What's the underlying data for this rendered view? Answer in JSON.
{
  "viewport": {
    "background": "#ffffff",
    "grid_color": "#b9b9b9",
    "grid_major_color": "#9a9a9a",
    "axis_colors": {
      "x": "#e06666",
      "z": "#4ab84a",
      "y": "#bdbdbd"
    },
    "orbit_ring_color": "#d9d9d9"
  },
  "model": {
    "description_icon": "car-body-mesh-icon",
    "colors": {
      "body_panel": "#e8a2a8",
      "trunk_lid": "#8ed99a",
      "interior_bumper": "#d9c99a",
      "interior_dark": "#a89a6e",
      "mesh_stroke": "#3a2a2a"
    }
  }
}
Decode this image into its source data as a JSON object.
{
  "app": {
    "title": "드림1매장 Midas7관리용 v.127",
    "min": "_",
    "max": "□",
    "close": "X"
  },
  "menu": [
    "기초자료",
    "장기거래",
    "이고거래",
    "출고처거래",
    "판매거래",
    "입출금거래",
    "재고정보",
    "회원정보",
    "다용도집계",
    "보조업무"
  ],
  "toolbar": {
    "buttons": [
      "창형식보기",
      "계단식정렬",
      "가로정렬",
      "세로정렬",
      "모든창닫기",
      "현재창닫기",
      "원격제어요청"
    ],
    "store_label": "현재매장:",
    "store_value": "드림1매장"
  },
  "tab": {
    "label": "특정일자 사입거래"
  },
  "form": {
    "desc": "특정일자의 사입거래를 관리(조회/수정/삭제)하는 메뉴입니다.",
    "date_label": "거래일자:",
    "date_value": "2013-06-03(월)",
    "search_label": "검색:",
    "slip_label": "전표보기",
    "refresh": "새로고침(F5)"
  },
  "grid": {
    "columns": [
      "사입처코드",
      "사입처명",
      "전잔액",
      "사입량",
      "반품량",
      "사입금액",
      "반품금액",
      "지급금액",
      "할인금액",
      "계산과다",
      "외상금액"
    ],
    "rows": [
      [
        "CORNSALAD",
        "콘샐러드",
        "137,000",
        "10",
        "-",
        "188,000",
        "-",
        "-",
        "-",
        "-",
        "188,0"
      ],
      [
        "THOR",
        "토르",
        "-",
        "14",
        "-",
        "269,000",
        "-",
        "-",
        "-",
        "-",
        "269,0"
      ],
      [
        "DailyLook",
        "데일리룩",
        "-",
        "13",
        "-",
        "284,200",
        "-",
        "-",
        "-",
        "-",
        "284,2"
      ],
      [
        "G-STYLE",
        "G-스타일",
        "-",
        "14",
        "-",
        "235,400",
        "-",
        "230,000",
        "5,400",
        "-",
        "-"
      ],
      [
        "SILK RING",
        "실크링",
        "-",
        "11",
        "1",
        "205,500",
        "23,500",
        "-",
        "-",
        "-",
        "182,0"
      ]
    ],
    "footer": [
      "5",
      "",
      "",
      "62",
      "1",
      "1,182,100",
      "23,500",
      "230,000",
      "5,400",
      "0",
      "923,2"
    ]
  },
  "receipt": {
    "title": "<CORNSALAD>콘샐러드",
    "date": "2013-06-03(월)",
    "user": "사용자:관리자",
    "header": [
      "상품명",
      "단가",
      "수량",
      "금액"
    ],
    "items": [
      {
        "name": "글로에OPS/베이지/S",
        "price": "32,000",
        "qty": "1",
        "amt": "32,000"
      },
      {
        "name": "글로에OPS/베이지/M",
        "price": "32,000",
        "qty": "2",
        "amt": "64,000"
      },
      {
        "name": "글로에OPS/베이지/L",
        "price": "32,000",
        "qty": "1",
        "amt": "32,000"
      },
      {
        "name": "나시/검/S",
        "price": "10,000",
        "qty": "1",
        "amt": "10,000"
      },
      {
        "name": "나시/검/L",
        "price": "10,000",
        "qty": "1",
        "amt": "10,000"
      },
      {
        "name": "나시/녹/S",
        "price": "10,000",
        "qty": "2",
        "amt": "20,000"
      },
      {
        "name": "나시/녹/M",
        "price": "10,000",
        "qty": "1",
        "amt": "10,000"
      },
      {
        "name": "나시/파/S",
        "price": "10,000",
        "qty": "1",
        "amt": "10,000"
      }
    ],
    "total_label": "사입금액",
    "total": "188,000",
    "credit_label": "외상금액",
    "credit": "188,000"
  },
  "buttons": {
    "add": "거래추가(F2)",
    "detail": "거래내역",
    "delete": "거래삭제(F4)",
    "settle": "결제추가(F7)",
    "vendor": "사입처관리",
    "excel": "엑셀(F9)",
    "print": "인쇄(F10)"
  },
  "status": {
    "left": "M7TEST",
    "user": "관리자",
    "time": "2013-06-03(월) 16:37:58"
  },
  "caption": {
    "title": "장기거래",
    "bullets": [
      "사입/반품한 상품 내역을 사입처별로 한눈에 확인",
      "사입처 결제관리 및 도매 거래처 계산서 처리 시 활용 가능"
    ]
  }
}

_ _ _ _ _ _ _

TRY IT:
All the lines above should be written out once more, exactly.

SOLUTION BELOW:
What's the underlying data for this rendered view? Answer in JSON.
{
  "viewport": {
    "background": "#ffffff",
    "grid_color": "#b9b9b9",
    "grid_major_color": "#9a9a9a",
    "axis_colors": {
      "x": "#e06666",
      "z": "#4ab84a",
      "y": "#bdbdbd"
    },
    "orbit_ring_color": "#d9d9d9"
  },
  "model": {
    "description_icon": "car-body-mesh-icon",
    "colors": {
      "body_panel": "#e8a2a8",
      "trunk_lid": "#8ed99a",
      "interior_bumper": "#d9c99a",
      "interior_dark": "#a89a6e",
      "mesh_stroke": "#3a2a2a"
    }
  }
}
Decode this image into its source data as a JSON object.
{
  "app": {
    "title": "드림1매장 Midas7관리용 v.127",
    "min": "_",
    "max": "□",
    "close": "X"
  },
  "menu": [
    "기초자료",
    "장기거래",
    "이고거래",
    "출고처거래",
    "판매거래",
    "입출금거래",
    "재고정보",
    "회원정보",
    "다용도집계",
    "보조업무"
  ],
  "toolbar": {
    "buttons": [
      "창형식보기",
      "계단식정렬",
      "가로정렬",
      "세로정렬",
      "모든창닫기",
      "현재창닫기",
      "원격제어요청"
    ],
    "store_label": "현재매장:",
    "store_value": "드림1매장"
  },
  "tab": {
    "label": "특정일자 사입거래"
  },
  "form": {
    "desc": "특정일자의 사입거래를 관리(조회/수정/삭제)하는 메뉴입니다.",
    "date_label": "거래일자:",
    "date_value": "2013-06-03(월)",
    "search_label": "검색:",
    "slip_label": "전표보기",
    "refresh": "새로고침(F5)"
  },
  "grid": {
    "columns": [
      "사입처코드",
      "사입처명",
      "전잔액",
      "사입량",
      "반품량",
      "사입금액",
      "반품금액",
      "지급금액",
      "할인금액",
      "계산과다",
      "외상금액"
    ],
    "rows": [
      [
        "CORNSALAD",
        "콘샐러드",
        "137,000",
        "10",
        "-",
        "188,000",
        "-",
        "-",
        "-",
        "-",
        "188,0"
      ],
      [
        "THOR",
        "토르",
        "-",
        "14",
        "-",
        "269,000",
        "-",
        "-",
        "-",
        "-",
        "269,0"
      ],
      [
        "DailyLook",
        "데일리룩",
        "-",
        "13",
        "-",
        "284,200",
        "-",
        "-",
        "-",
        "-",
        "284,2"
      ],
      [
        "G-STYLE",
        "G-스타일",
        "-",
        "14",
        "-",
        "235,400",
        "-",
        "230,000",
        "5,400",
        "-",
        "-"
      ],
      [
        "SILK RING",
        "실크링",
        "-",
        "11",
        "1",
        "205,500",
        "23,500",
        "-",
        "-",
        "-",
        "182,0"
      ]
    ],
    "footer": [
      "5",
      "",
      "",
      "62",
      "1",
      "1,182,100",
      "23,500",
      "230,000",
      "5,400",
      "0",
      "923,2"
    ]
  },
  "receipt": {
    "title": "<CORNSALAD>콘샐러드",
    "date": "2013-06-03(월)",
    "user": "사용자:관리자",
    "header": [
      "상품명",
      "단가",
      "수량",
      "금액"
    ],
    "items": [
      {
        "name": "글로에OPS/베이지/S",
        "price": "32,000",
        "qty": "1",
        "amt": "32,000"
      },
      {
        "name": "글로에OPS/베이지/M",
        "price": "32,000",
        "qty": "2",
        "amt": "64,000"
      },
      {
        "name": "글로에OPS/베이지/L",
        "price": "32,000",
        "qty": "1",
        "amt": "32,000"
      },
      {
        "name": "나시/검/S",
        "price": "10,000",
        "qty": "1",
        "amt": "10,000"
      },
      {
        "name": "나시/검/L",
        "price": "10,000",
        "qty": "1",
        "amt": "10,000"
      },
      {
        "name": "나시/녹/S",
        "price": "10,000",
        "qty": "2",
        "amt": "20,000"
      },
      {
        "name": "나시/녹/M",
        "price": "10,000",
        "qty": "1",
        "amt": "10,000"
      },
      {
        "name": "나시/파/S",
        "price": "10,000",
        "qty": "1",
        "amt": "10,000"
      }
    ],
    "total_label": "사입금액",
    "total": "188,000",
    "credit_label": "외상금액",
    "credit": "188,000"
  },
  "buttons": {
    "add": "거래추가(F2)",
    "detail": "거래내역",
    "delete": "거래삭제(F4)",
    "settle": "결제추가(F7)",
    "vendor": "사입처관리",
    "excel": "엑셀(F9)",
    "print": "인쇄(F10)"
  },
  "status": {
    "left": "M7TEST",
    "user": "관리자",
    "time": "2013-06-03(월) 16:37:58"
  },
  "caption": {
    "title": "장기거래",
    "bullets": [
      "사입/반품한 상품 내역을 사입처별로 한눈에 확인",
      "사입처 결제관리 및 도매 거래처 계산서 처리 시 활용 가능"
    ]
  }
}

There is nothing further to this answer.